I'll extend that comparison further by equating fbOpen and Apache Shindig to be logical equivalents to the J2EE Reference Implementation. The primary difference between these two efforts, of course, is that OpenSocial provides a specification for the Apache Shindig reference implementation, while fbOpen is simply a snapshot of code from the already implemented, deployed, robust, and successful Facebook Platform.
So this news begs a couple of questions:
- Does it matter that fbOpen is not based on a specification but is simply "a snapshot of infrastructure"?
- Does it matter that implementations like Apache Shindig have a common specification (OpenSocial) to base their efforts on?
One final note. I expect that all or parts of these reference implementations will be leveraged by a wide range of people and companies interested in extending them to suit their specific market/product needs. Similar to how companies like BEA, IBM, Sun, Oracle, and JBoss all created their own J2EE application servers that implemented the specs as well as included piece parts of the reference implementation.
This matches what Ringside Networks has been doing by integrating and extending Shindig in order to provide a production-ready implementation of OpenSocial. Moreover, since our open source social application server already provides extensive Facebook platform compatibility, we'll look at fbOpen to see how we can leverage it so we can spend less time implementing Facebook compatibility and more time on our unique value add.
I'll elaborate much more on the Ringside Networks product strategy in upcoming posts.
- Only time will tell if Facebook launched fbOpen in time to slow or stall the momentum of Google's OpenSocial Foundation.
- Open code is better than closed code; but open does not necessarily translate into vibrant community.

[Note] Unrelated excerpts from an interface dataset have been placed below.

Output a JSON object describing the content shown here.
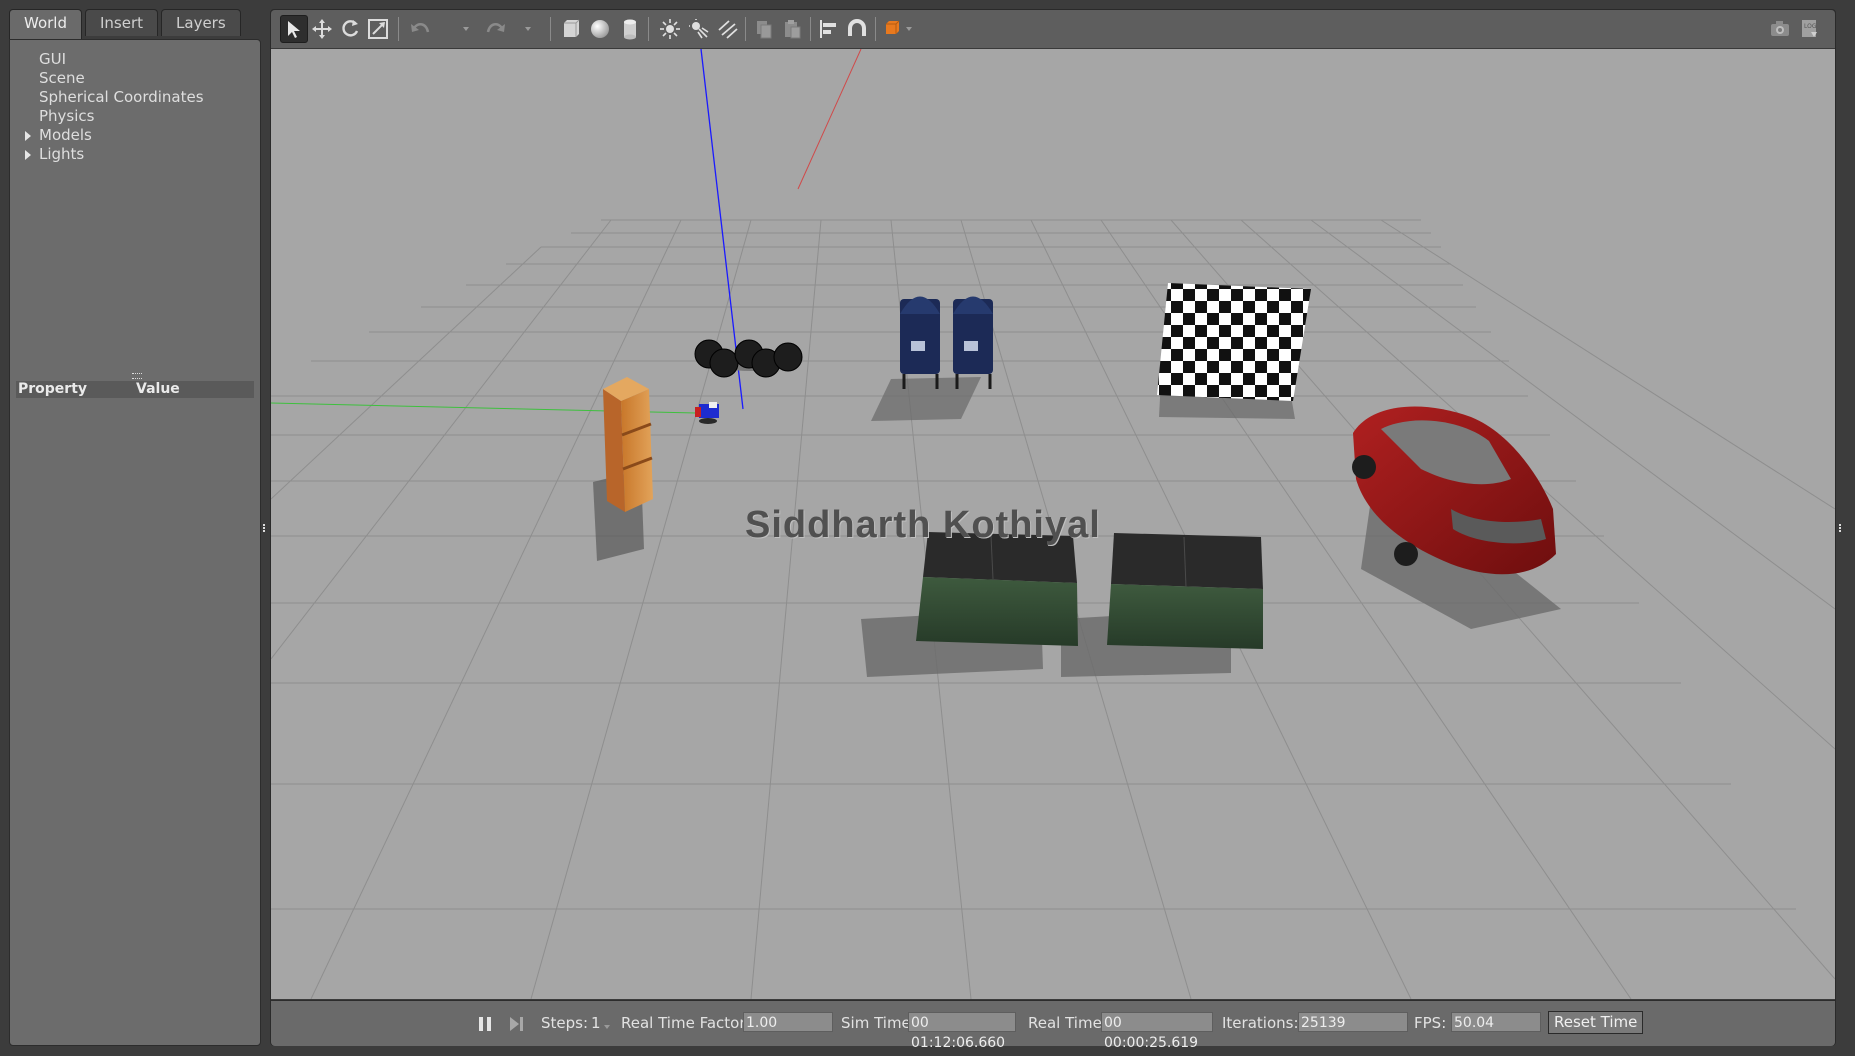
{
  "left_panel": {
    "tabs": [
      {
        "label": "World",
        "active": true
      },
      {
        "label": "Insert",
        "active": false
      },
      {
        "label": "Layers",
        "active": false
      }
    ],
    "tree": [
      {
        "label": "GUI",
        "expandable": false
      },
      {
        "label": "Scene",
        "expandable": false
      },
      {
        "label": "Spherical Coordinates",
        "expandable": false
      },
      {
        "label": "Physics",
        "expandable": false
      },
      {
        "label": "Models",
        "expandable": true
      },
      {
        "label": "Lights",
        "expandable": true
      }
    ],
    "property_table": {
      "col_property": "Property",
      "col_value": "Value"
    }
  },
  "toolbar": {
    "tools": [
      "select-arrow-icon",
      "translate-icon",
      "rotate-icon",
      "scale-icon",
      "undo-icon",
      "redo-icon",
      "box-icon",
      "sphere-icon",
      "cylinder-icon",
      "point-light-icon",
      "spot-light-icon",
      "directional-light-icon",
      "copy-icon",
      "paste-icon",
      "align-icon",
      "snap-magnet-icon",
      "view-angle-cube-icon",
      "screenshot-camera-icon",
      "log-icon"
    ]
  },
  "viewport": {
    "overlay_text": "Siddharth Kothiyal",
    "background_color": "#a6a6a6",
    "objects": [
      "blue-robot",
      "black-tires",
      "bookshelf",
      "mailboxes",
      "checkerboard",
      "red-car",
      "dumpsters"
    ]
  },
  "statusbar": {
    "steps_label": "Steps:",
    "steps_value": "1",
    "rtf_label": "Real Time Factor:",
    "rtf_value": "1.00",
    "sim_time_label": "Sim Time:",
    "sim_time_value": "00 01:12:06.660",
    "real_time_label": "Real Time:",
    "real_time_value": "00 00:00:25.619",
    "iterations_label": "Iterations:",
    "iterations_value": "25139",
    "fps_label": "FPS:",
    "fps_value": "50.04",
    "reset_time_label": "Reset Time"
  },
  "colors": {
    "accent_orange": "#e8791e",
    "panel_bg": "#6c6c6c",
    "window_bg": "#3c3c3c"
  }
}
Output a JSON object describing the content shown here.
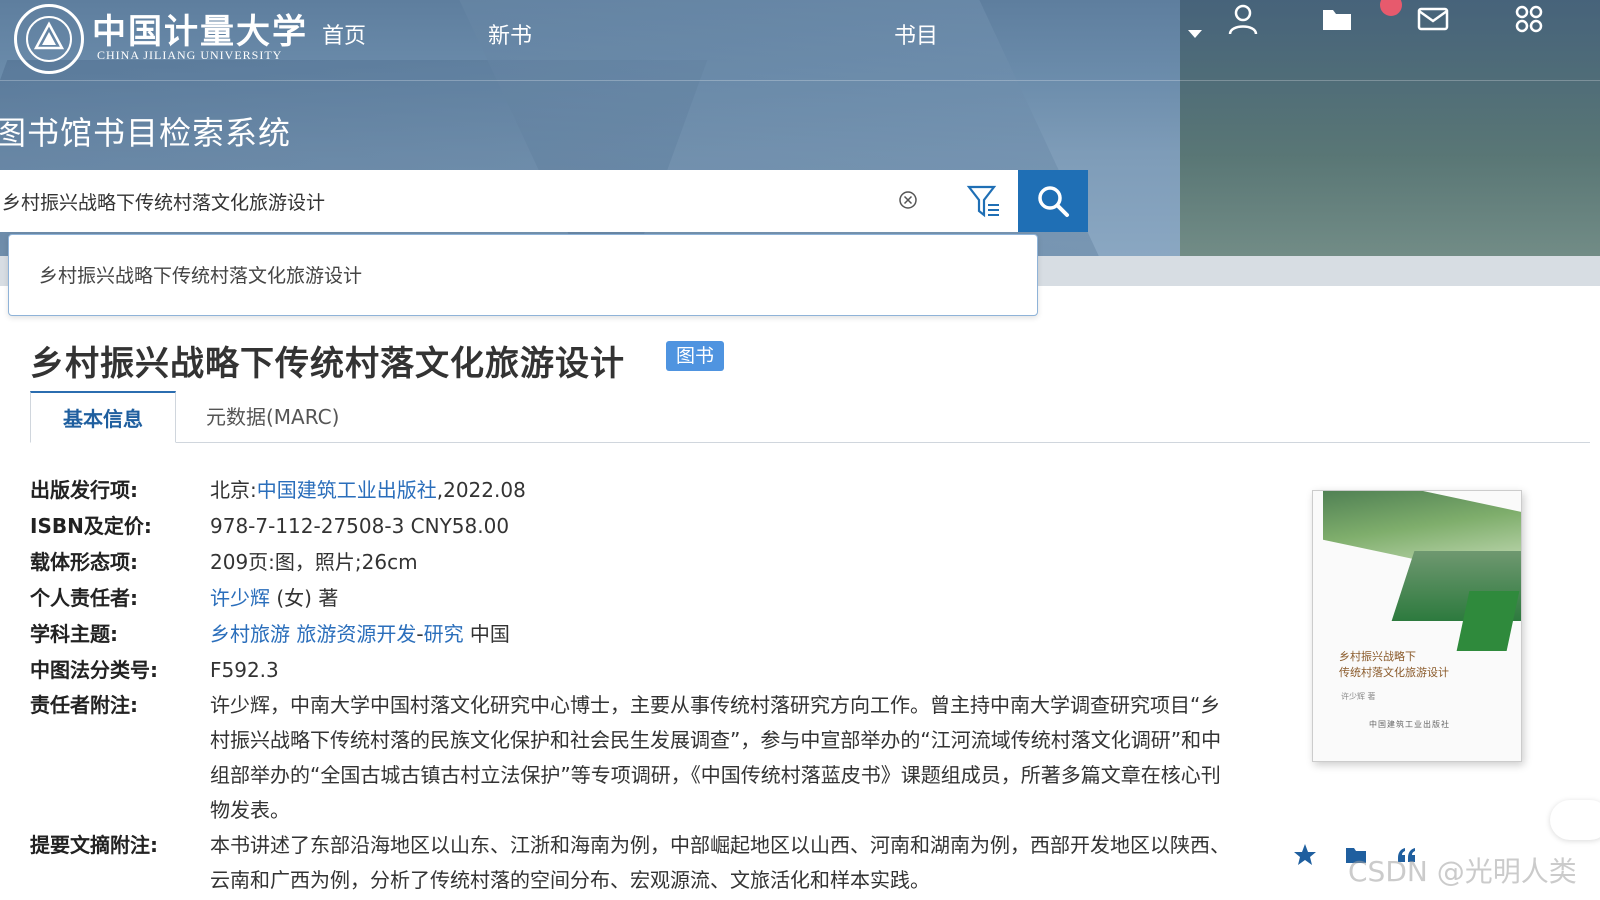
{
  "header": {
    "uni_name": "中国计量大学",
    "uni_en": "CHINA JILIANG UNIVERSITY",
    "nav": {
      "home": "首页",
      "new_books": "新书",
      "catalog": "书目"
    },
    "system_title": "图书馆书目检索系统"
  },
  "search": {
    "query": "乡村振兴战略下传统村落文化旅游设计",
    "suggestion": "乡村振兴战略下传统村落文化旅游设计"
  },
  "book": {
    "title": "乡村振兴战略下传统村落文化旅游设计",
    "type_badge": "图书",
    "tabs": {
      "basic": "基本信息",
      "marc": "元数据(MARC)"
    },
    "fields": {
      "publication": {
        "label": "出版发行项:",
        "prefix": "北京:",
        "publisher": "中国建筑工业出版社",
        "suffix": ",2022.08"
      },
      "isbn": {
        "label": "ISBN及定价:",
        "value": "978-7-112-27508-3 CNY58.00"
      },
      "physical": {
        "label": "载体形态项:",
        "value": "209页:图，照片;26cm"
      },
      "author": {
        "label": "个人责任者:",
        "name": "许少辉",
        "suffix": " (女) 著"
      },
      "subject": {
        "label": "学科主题:",
        "s1": "乡村旅游",
        "s2": "旅游资源开发",
        "sep": "-",
        "s3": "研究",
        "tail": " 中国"
      },
      "classification": {
        "label": "中图法分类号:",
        "value": "F592.3"
      },
      "author_note": {
        "label": "责任者附注:",
        "value": "许少辉，中南大学中国村落文化研究中心博士，主要从事传统村落研究方向工作。曾主持中南大学调查研究项目“乡村振兴战略下传统村落的民族文化保护和社会民生发展调查”，参与中宣部举办的“江河流域传统村落文化调研”和中组部举办的“全国古城古镇古村立法保护”等专项调研，《中国传统村落蓝皮书》课题组成员，所著多篇文章在核心刊物发表。"
      },
      "abstract": {
        "label": "提要文摘附注:",
        "value": "本书讲述了东部沿海地区以山东、江浙和海南为例，中部崛起地区以山西、河南和湖南为例，西部开发地区以陕西、云南和广西为例，分析了传统村落的空间分布、宏观源流、文旅活化和样本实践。"
      }
    },
    "cover": {
      "title_line1": "乡村振兴战略下",
      "title_line2": "传统村落文化旅游设计",
      "author": "许少辉 著",
      "publisher": "中国建筑工业出版社"
    }
  },
  "watermark": "CSDN @光明人类",
  "colors": {
    "accent": "#1f6fb5",
    "link": "#2a6ebb",
    "badge": "#4f94e0",
    "notification": "#e75a6d"
  }
}
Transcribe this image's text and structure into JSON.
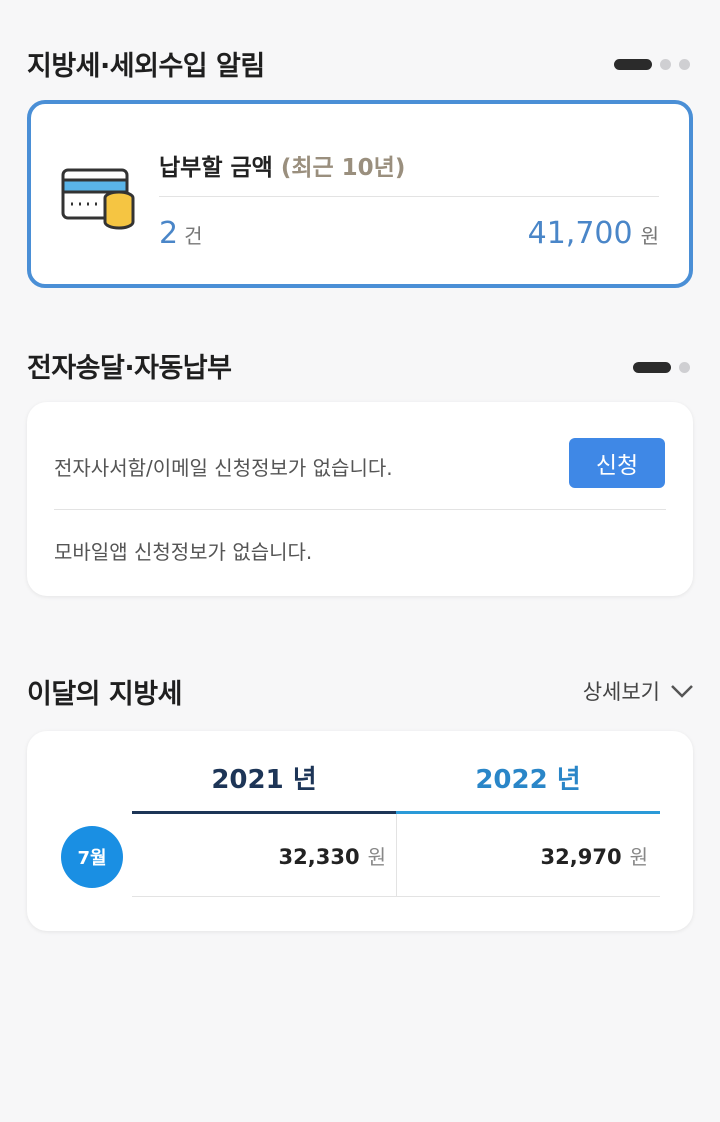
{
  "alerts": {
    "title": "지방세·세외수입 알림",
    "heading": "납부할 금액",
    "heading_sub": "(최근 10년)",
    "count": "2",
    "count_unit": "건",
    "amount": "41,700",
    "amount_unit": "원"
  },
  "delivery": {
    "title": "전자송달·자동납부",
    "email_status": "전자사서함/이메일 신청정보가 없습니다.",
    "apply_label": "신청",
    "mobile_status": "모바일앱 신청정보가 없습니다."
  },
  "monthly": {
    "title": "이달의 지방세",
    "detail_label": "상세보기",
    "years": [
      {
        "label": "2021 년",
        "value": "32,330",
        "unit": "원"
      },
      {
        "label": "2022 년",
        "value": "32,970",
        "unit": "원"
      }
    ],
    "month_label": "7월"
  }
}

- Only time will tell if Facebook's community will be open and vibrant enough to generate significant momentum (and code) of its own.